Over the last six weeks, BIL has met an impressive 34 clients at the Peace Bridge port of entry in Buffalo, N.Y., to present applications for temporary employment and admission into the U.S. A majority of these individuals were Canadian clients who were applying for TN and L-1 status to temporarily work and reside in the U.S. However, we also helped several clients resolve unique immigration circumstances with Customs & Border Protection. We are proud to report that each client’s case was approved.
Transitioning From TN Status to L-1A Status
Of the 34 clients we met at the Peace Bridge, 25 presented applications for TN and L-1 status prepared by our team. Most of these clients were either applying for TN or L-1 status for the first time or were renewing their current status. However, a few of these clients sought to actually change their status from TN to L-1.

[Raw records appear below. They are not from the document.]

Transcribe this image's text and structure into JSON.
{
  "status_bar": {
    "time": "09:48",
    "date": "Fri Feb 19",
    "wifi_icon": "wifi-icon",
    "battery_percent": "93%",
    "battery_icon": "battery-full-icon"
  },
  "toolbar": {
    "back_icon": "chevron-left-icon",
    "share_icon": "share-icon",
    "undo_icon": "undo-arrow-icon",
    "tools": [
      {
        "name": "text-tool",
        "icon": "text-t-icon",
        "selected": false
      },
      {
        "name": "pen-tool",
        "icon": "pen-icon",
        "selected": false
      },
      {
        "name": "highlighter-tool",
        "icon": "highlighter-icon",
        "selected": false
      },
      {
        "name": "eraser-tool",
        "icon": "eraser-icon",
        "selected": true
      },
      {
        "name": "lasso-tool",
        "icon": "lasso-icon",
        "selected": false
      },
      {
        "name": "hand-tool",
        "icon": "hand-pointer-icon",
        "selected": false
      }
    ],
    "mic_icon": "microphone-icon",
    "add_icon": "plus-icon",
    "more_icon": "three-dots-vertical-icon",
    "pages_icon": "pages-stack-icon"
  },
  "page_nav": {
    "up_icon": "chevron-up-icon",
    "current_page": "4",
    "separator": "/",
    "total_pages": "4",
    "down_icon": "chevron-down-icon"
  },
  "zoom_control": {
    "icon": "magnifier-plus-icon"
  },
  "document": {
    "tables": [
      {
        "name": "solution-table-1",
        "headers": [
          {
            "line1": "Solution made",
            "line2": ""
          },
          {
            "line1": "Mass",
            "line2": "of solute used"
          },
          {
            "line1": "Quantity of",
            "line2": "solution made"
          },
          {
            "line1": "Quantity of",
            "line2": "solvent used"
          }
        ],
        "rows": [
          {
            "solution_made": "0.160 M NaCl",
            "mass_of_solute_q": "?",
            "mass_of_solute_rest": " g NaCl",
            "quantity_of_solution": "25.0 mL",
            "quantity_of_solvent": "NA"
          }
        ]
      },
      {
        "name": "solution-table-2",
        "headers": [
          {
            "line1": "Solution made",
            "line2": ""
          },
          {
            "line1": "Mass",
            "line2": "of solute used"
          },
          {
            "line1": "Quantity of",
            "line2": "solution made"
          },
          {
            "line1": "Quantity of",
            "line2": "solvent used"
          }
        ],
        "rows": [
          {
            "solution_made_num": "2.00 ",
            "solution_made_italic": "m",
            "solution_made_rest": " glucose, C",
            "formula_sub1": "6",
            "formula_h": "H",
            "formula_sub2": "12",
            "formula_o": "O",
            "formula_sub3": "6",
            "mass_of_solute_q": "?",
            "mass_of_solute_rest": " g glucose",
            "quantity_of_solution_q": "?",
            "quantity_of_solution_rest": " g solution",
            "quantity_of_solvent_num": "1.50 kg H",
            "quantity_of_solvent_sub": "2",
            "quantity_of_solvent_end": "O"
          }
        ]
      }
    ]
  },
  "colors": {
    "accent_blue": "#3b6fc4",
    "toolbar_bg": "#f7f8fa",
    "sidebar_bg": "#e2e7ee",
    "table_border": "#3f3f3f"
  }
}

To be eligible for L-1A status, an applicant must demonstrate that they have been employed in a managerial capacity with a company abroad for at least one full year during the previous three years. They must also show that they are coming to the U.S. to perform a managerial role for an affiliated company. Unlike the L-1A category, which concerns both U.S. and foreign operations, the TN category focuses mainly on the applicant’s prospective role in the U.S. and whether he or she has the appropriate credentials to fulfill this role.

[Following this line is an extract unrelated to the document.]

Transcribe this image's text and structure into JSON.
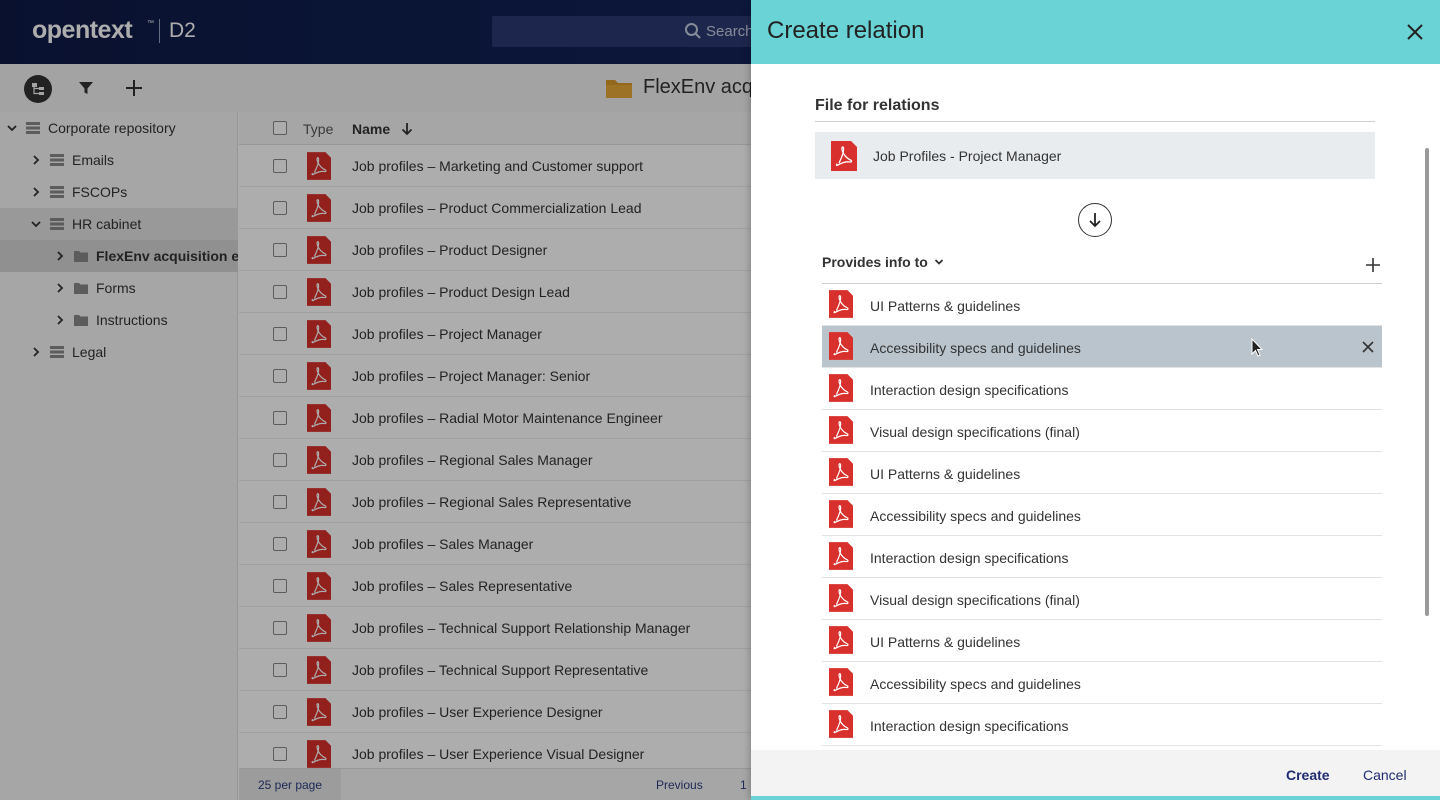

One of the cases we recently presented concerned a client who held valid TN status but was now applying for L-1A status. His position with the U.S. employer had changed from Computer Systems Analyst to Manager. Crucially, throughout his period of time in TN status, he had held a managerial role in Canada for an affiliated company. Our office prepared an application that explained how he had been employed with the affiliated company in Canada for at least one full year in a managerial capacity, none of which included days spent in the U.S. in TN status. The client was approved for a three-year period.
O-1 Entries Without Visa During Global CCD Crash

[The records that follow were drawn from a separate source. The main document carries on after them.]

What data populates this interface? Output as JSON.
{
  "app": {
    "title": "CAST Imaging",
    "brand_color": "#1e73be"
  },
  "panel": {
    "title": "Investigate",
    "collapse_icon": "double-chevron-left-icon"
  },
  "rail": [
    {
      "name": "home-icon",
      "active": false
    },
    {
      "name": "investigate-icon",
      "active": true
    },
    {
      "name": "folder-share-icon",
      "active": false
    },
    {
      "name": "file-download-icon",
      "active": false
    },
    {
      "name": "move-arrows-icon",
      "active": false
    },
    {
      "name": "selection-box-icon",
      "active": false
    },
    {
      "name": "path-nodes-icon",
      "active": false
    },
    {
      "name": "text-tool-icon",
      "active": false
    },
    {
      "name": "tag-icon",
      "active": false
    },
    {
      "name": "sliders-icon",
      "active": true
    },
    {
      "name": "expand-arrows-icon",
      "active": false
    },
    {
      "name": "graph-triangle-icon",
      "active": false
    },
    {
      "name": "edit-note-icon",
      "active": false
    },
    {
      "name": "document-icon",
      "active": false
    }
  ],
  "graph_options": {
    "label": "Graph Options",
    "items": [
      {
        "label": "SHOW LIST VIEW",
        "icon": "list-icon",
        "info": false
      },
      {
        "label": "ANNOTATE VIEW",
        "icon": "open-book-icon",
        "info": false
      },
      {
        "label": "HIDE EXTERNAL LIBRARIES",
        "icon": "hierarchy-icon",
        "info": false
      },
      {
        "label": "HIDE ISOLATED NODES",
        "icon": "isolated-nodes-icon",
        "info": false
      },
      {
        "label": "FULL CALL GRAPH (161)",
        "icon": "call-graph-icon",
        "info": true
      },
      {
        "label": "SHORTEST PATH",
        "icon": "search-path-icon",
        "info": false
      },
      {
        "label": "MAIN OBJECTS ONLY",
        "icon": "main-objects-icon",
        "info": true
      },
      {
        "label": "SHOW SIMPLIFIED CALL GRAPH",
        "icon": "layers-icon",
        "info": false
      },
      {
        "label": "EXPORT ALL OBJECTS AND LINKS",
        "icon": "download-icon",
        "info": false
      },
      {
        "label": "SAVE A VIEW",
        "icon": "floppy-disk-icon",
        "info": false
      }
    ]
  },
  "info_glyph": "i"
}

While Canadians are visa-exempt, citizens of other countries are required to obtain an actual visa to enter the U.S. for employment purposes. These individuals typically appear for a visa interview following an approval by USCIS.
In mid-June, the Consular Consolidated Database (CCD) shutdown delayed issuance of visas to hundreds of thousands of individuals around the world. With the crash of this system, embassies and consulates worldwide were unable to run security checks and physically issue visas.
In very urgent situations, CBP is willing to waive the visa requirement on a case-by-case basis, depending on the circumstances of the emergency. During the visa crash, we helped facilitate the entry of three non-Canadian citizens into the U.S. in O-1 and O-2 status. While these individuals had already received approval notices from USCIS, the U.S. Consulate in their country was unable to print their O-1 and O-2 visas. The clients were in dire need of entering the U.S. to perform critical services for a film production that would have faced significant financial loss without their services. We met the clients at the Peace Bridge and successfully demonstrated their compelling set of circumstances to CBP. The individuals were granted entry into the U.S. in O-1 and O-2 status.
Berardi Immigration Law is dedicated to serving individuals facing all sorts of immigration needs. If you believe you qualify for a visa or status in the U.S., please contact us today to schedule a consultation with one of our attorneys.